Multiple Artists Help Give Tommy’s Place a Unique Feel
With so many unique rooms to explore and opportunity for families to split up in different areas of the property, a key concern for O’Connell was that everything electronic must work without issue and without requiring instruction. This made the Control4 system the ideal solution, because it is one of the easiest and most reliable smart home systems available, with a user interface so intuitive that most people can operate it without any training – especially kids who’ve grown up with technology all around them.
Each TV has a Control4 remote with a touchscreen that makes it easy to control lighting and choose video sources while offering familiar buttons for all TV functions. This extends to the backyard as well, where a 75-inch 4K SunBrite TV and Sunbrite soundbar provide a magical outdoor theater experience. The outdoor space also has its own zone in the home’s multi-room audio system, featuring eight Episode landscape speakers and an in-ground burial subwoofer that can turn the yard into a party at any moment.

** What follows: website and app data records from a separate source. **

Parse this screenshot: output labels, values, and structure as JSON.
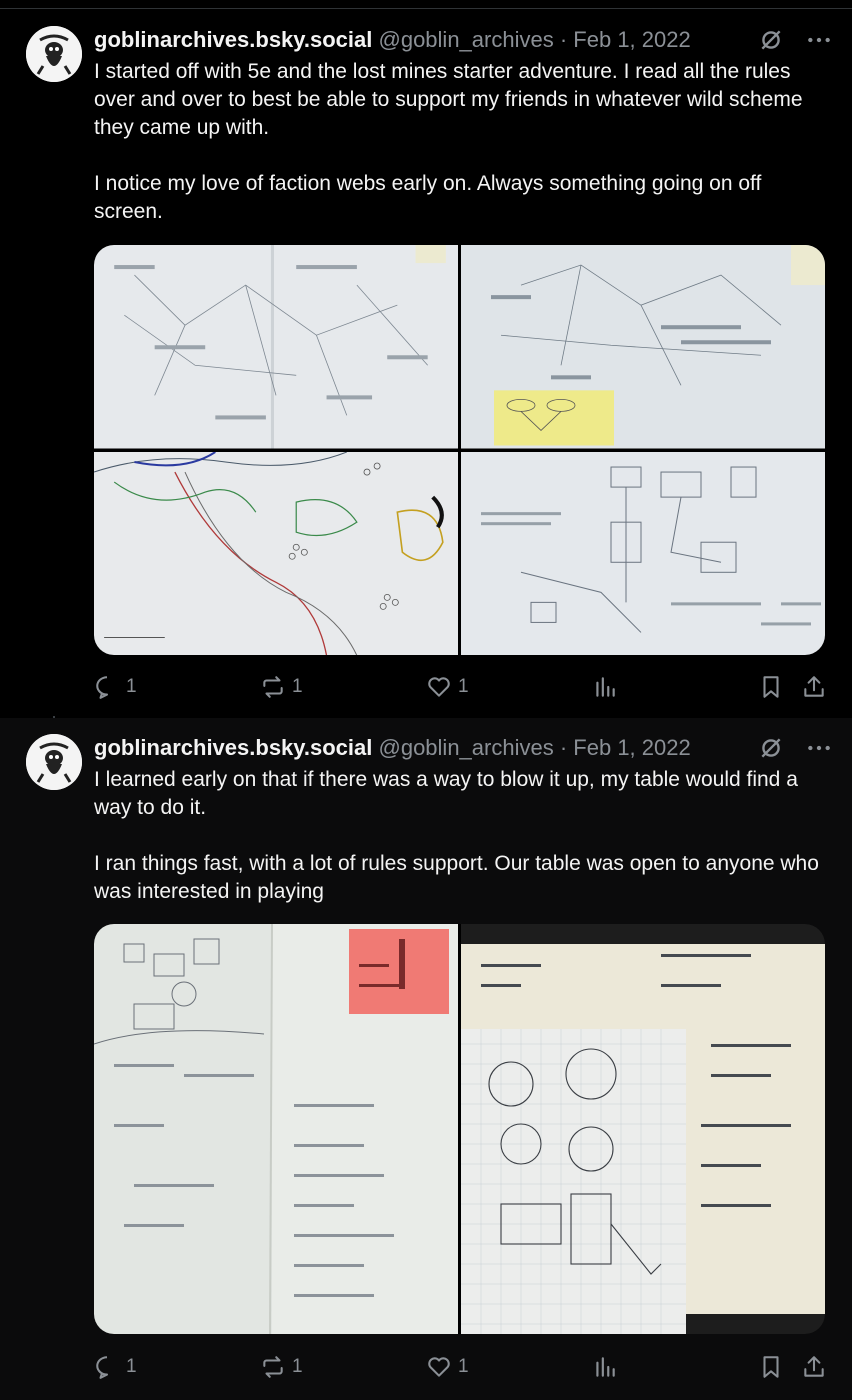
{
  "posts": [
    {
      "author": {
        "display_name": "goblinarchives.bsky.social",
        "handle": "@goblin_archives",
        "separator": "·",
        "date": "Feb 1, 2022"
      },
      "paragraphs": [
        "I started off with 5e and the lost mines starter adventure. I read all the rules over and over to best be able to support my friends in whatever wild scheme they came up with.",
        "I notice my love of faction webs early on. Always something going on off screen."
      ],
      "images": [
        {
          "icon": "photo-faction-web-notebook"
        },
        {
          "icon": "photo-faction-web-with-yellow-note"
        },
        {
          "icon": "photo-hand-drawn-map"
        },
        {
          "icon": "photo-dungeon-sketch"
        }
      ],
      "actions": {
        "replies": "1",
        "reposts": "1",
        "likes": "1"
      }
    },
    {
      "author": {
        "display_name": "goblinarchives.bsky.social",
        "handle": "@goblin_archives",
        "separator": "·",
        "date": "Feb 1, 2022"
      },
      "paragraphs": [
        "I learned early on that if there was a way to blow it up, my table would find a way to do it.",
        "I ran things fast, with a lot of rules support. Our table was open to anyone who was interested in playing"
      ],
      "images": [
        {
          "icon": "photo-notebook-with-pink-note"
        },
        {
          "icon": "photo-notebook-grid-map"
        }
      ],
      "actions": {
        "replies": "1",
        "reposts": "1",
        "likes": "1"
      }
    }
  ],
  "colors": {
    "background": "#000000",
    "text": "#e7e9ea",
    "muted": "#8b9096",
    "divider": "#2f3336",
    "paper": "#e9ecee",
    "sticky_yellow": "#eeea8a",
    "sticky_pink": "#f07a74"
  }
}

Tommy’s Tavern, a hidden speakeasy in the back of the home, was designed to have a 19th century feel and be a place for adults to gather. The team knew that they had to make this room unique in some way, and that’s when Zell remembered seeing an incredible product at CEDIA called Reflectel, a manufacturer of mirror TVs. Elizabeth Goldfeder, who is well-known in the luxury art framing world, decided to enter the custom integration industry with the launch of custom TV frames and couldn’t have been happier to donate a custom-made Sony TV mirror frame. Not only is this the showpiece of Tommy’s Tavern but the kids love it since they think it is a magical mirror like they’ve seen in Snow White.
It’s hard to overstate the detail and creativity apparent in every inch of the property, which features the work of multiple artists and designers who donated their talents and time. With so much hard work involved and such high expectations for the long-term value of the property as an escape for families, Zell and O’Connell saw fit to add several Luma surveillance cameras to the security system.
Similarly, Zell installed a number of WattBox power protection devices that ensure all the expensive electronic equipment is secure from power surges and provide OvrC remote maintenance capabilities that allow him to troubleshoot minor issues from other locations, such as a router that requires a reset.
“Summer is Cape Cod’s prime tourism season, but we’ve created such an inviting property that our first few guests told us they ended up not even doing most of their planned local adventures, and instead spent almost all their time at the home,” adds O’Connell. “That’s partly due to all the technology and toys the kids can play with, and it’s a truly wonderful development, because it means Tommy’s Place can be a year-round retreat even when the local community slows down for the winter.”
As families continue to arrive each Sunday, O’Connell is marking the first successful summer for Tommy’s Place. Hoping to replicate the property in other areas, and even other states, the long-term goal is to provide locally-accessible adventures and entertainment for more cancer-affected families.